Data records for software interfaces
---------------
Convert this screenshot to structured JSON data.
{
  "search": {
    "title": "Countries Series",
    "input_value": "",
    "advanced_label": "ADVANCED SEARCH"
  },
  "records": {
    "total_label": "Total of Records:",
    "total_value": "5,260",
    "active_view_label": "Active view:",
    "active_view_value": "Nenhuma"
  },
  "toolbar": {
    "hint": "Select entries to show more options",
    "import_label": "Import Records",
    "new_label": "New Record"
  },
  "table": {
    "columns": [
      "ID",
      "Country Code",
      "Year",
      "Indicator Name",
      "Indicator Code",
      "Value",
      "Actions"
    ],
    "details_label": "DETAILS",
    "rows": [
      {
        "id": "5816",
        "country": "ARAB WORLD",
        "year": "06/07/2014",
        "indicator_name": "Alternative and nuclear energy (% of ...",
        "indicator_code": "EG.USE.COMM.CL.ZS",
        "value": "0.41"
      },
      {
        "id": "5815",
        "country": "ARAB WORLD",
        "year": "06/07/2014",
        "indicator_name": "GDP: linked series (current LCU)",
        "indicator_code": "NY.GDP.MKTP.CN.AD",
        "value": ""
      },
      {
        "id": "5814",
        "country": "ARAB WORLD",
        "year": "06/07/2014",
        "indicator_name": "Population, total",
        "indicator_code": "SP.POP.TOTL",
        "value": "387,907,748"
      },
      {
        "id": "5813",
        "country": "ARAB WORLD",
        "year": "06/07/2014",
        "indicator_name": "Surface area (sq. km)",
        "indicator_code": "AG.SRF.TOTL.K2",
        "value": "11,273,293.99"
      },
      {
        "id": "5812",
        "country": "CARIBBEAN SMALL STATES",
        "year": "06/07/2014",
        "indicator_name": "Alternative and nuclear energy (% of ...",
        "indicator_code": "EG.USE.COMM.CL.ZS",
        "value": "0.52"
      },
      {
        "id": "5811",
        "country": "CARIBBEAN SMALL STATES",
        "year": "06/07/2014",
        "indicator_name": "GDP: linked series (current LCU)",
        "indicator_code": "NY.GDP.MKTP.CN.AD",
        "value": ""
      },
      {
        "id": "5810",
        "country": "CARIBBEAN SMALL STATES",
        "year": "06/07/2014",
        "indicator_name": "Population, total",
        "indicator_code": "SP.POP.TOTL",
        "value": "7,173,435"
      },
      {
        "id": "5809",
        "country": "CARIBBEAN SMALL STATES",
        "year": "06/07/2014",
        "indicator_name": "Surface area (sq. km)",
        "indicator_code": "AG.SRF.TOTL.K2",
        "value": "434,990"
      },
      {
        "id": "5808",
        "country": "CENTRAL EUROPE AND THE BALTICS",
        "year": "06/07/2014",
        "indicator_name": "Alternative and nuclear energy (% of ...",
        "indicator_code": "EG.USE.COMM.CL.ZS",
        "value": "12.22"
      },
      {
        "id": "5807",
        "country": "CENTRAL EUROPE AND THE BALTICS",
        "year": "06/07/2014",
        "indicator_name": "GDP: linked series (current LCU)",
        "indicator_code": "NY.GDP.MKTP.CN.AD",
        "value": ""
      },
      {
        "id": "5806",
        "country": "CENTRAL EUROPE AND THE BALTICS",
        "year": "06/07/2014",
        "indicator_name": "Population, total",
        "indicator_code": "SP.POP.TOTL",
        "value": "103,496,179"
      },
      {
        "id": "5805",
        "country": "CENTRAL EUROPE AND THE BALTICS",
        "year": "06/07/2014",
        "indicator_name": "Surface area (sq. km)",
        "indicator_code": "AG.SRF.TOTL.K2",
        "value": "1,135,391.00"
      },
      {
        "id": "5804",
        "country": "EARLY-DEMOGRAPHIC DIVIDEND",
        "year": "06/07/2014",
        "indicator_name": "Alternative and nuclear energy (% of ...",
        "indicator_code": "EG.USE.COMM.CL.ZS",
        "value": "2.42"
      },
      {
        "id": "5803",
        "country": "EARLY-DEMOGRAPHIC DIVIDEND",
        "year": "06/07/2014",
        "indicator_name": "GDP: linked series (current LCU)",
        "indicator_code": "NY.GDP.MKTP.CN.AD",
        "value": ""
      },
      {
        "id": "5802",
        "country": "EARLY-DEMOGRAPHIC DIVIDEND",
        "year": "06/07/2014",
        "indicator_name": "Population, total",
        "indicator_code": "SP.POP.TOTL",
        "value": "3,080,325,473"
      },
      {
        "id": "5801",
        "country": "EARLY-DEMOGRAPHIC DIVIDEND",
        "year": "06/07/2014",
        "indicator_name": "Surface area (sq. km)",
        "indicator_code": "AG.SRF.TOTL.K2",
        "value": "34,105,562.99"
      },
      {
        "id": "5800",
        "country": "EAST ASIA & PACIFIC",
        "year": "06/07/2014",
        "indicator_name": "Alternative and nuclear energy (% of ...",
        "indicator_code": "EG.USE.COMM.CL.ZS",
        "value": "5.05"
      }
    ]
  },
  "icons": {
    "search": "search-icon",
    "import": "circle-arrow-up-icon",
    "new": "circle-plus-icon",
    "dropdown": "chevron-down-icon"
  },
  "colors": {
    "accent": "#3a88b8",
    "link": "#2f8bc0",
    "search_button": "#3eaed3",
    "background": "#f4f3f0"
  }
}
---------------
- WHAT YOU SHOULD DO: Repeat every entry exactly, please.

- SOLVED EXERCISE:
Convert this screenshot to structured JSON data.
{
  "search": {
    "title": "Countries Series",
    "input_value": "",
    "advanced_label": "ADVANCED SEARCH"
  },
  "records": {
    "total_label": "Total of Records:",
    "total_value": "5,260",
    "active_view_label": "Active view:",
    "active_view_value": "Nenhuma"
  },
  "toolbar": {
    "hint": "Select entries to show more options",
    "import_label": "Import Records",
    "new_label": "New Record"
  },
  "table": {
    "columns": [
      "ID",
      "Country Code",
      "Year",
      "Indicator Name",
      "Indicator Code",
      "Value",
      "Actions"
    ],
    "details_label": "DETAILS",
    "rows": [
      {
        "id": "5816",
        "country": "ARAB WORLD",
        "year": "06/07/2014",
        "indicator_name": "Alternative and nuclear energy (% of ...",
        "indicator_code": "EG.USE.COMM.CL.ZS",
        "value": "0.41"
      },
      {
        "id": "5815",
        "country": "ARAB WORLD",
        "year": "06/07/2014",
        "indicator_name": "GDP: linked series (current LCU)",
        "indicator_code": "NY.GDP.MKTP.CN.AD",
        "value": ""
      },
      {
        "id": "5814",
        "country": "ARAB WORLD",
        "year": "06/07/2014",
        "indicator_name": "Population, total",
        "indicator_code": "SP.POP.TOTL",
        "value": "387,907,748"
      },
      {
        "id": "5813",
        "country": "ARAB WORLD",
        "year": "06/07/2014",
        "indicator_name": "Surface area (sq. km)",
        "indicator_code": "AG.SRF.TOTL.K2",
        "value": "11,273,293.99"
      },
      {
        "id": "5812",
        "country": "CARIBBEAN SMALL STATES",
        "year": "06/07/2014",
        "indicator_name": "Alternative and nuclear energy (% of ...",
        "indicator_code": "EG.USE.COMM.CL.ZS",
        "value": "0.52"
      },
      {
        "id": "5811",
        "country": "CARIBBEAN SMALL STATES",
        "year": "06/07/2014",
        "indicator_name": "GDP: linked series (current LCU)",
        "indicator_code": "NY.GDP.MKTP.CN.AD",
        "value": ""
      },
      {
        "id": "5810",
        "country": "CARIBBEAN SMALL STATES",
        "year": "06/07/2014",
        "indicator_name": "Population, total",
        "indicator_code": "SP.POP.TOTL",
        "value": "7,173,435"
      },
      {
        "id": "5809",
        "country": "CARIBBEAN SMALL STATES",
        "year": "06/07/2014",
        "indicator_name": "Surface area (sq. km)",
        "indicator_code": "AG.SRF.TOTL.K2",
        "value": "434,990"
      },
      {
        "id": "5808",
        "country": "CENTRAL EUROPE AND THE BALTICS",
        "year": "06/07/2014",
        "indicator_name": "Alternative and nuclear energy (% of ...",
        "indicator_code": "EG.USE.COMM.CL.ZS",
        "value": "12.22"
      },
      {
        "id": "5807",
        "country": "CENTRAL EUROPE AND THE BALTICS",
        "year": "06/07/2014",
        "indicator_name": "GDP: linked series (current LCU)",
        "indicator_code": "NY.GDP.MKTP.CN.AD",
        "value": ""
      },
      {
        "id": "5806",
        "country": "CENTRAL EUROPE AND THE BALTICS",
        "year": "06/07/2014",
        "indicator_name": "Population, total",
        "indicator_code": "SP.POP.TOTL",
        "value": "103,496,179"
      },
      {
        "id": "5805",
        "country": "CENTRAL EUROPE AND THE BALTICS",
        "year": "06/07/2014",
        "indicator_name": "Surface area (sq. km)",
        "indicator_code": "AG.SRF.TOTL.K2",
        "value": "1,135,391.00"
      },
      {
        "id": "5804",
        "country": "EARLY-DEMOGRAPHIC DIVIDEND",
        "year": "06/07/2014",
        "indicator_name": "Alternative and nuclear energy (% of ...",
        "indicator_code": "EG.USE.COMM.CL.ZS",
        "value": "2.42"
      },
      {
        "id": "5803",
        "country": "EARLY-DEMOGRAPHIC DIVIDEND",
        "year": "06/07/2014",
        "indicator_name": "GDP: linked series (current LCU)",
        "indicator_code": "NY.GDP.MKTP.CN.AD",
        "value": ""
      },
      {
        "id": "5802",
        "country": "EARLY-DEMOGRAPHIC DIVIDEND",
        "year": "06/07/2014",
        "indicator_name": "Population, total",
        "indicator_code": "SP.POP.TOTL",
        "value": "3,080,325,473"
      },
      {
        "id": "5801",
        "country": "EARLY-DEMOGRAPHIC DIVIDEND",
        "year": "06/07/2014",
        "indicator_name": "Surface area (sq. km)",
        "indicator_code": "AG.SRF.TOTL.K2",
        "value": "34,105,562.99"
      },
      {
        "id": "5800",
        "country": "EAST ASIA & PACIFIC",
        "year": "06/07/2014",
        "indicator_name": "Alternative and nuclear energy (% of ...",
        "indicator_code": "EG.USE.COMM.CL.ZS",
        "value": "5.05"
      }
    ]
  },
  "icons": {
    "search": "search-icon",
    "import": "circle-arrow-up-icon",
    "new": "circle-plus-icon",
    "dropdown": "chevron-down-icon"
  },
  "colors": {
    "accent": "#3a88b8",
    "link": "#2f8bc0",
    "search_button": "#3eaed3",
    "background": "#f4f3f0"
  }
}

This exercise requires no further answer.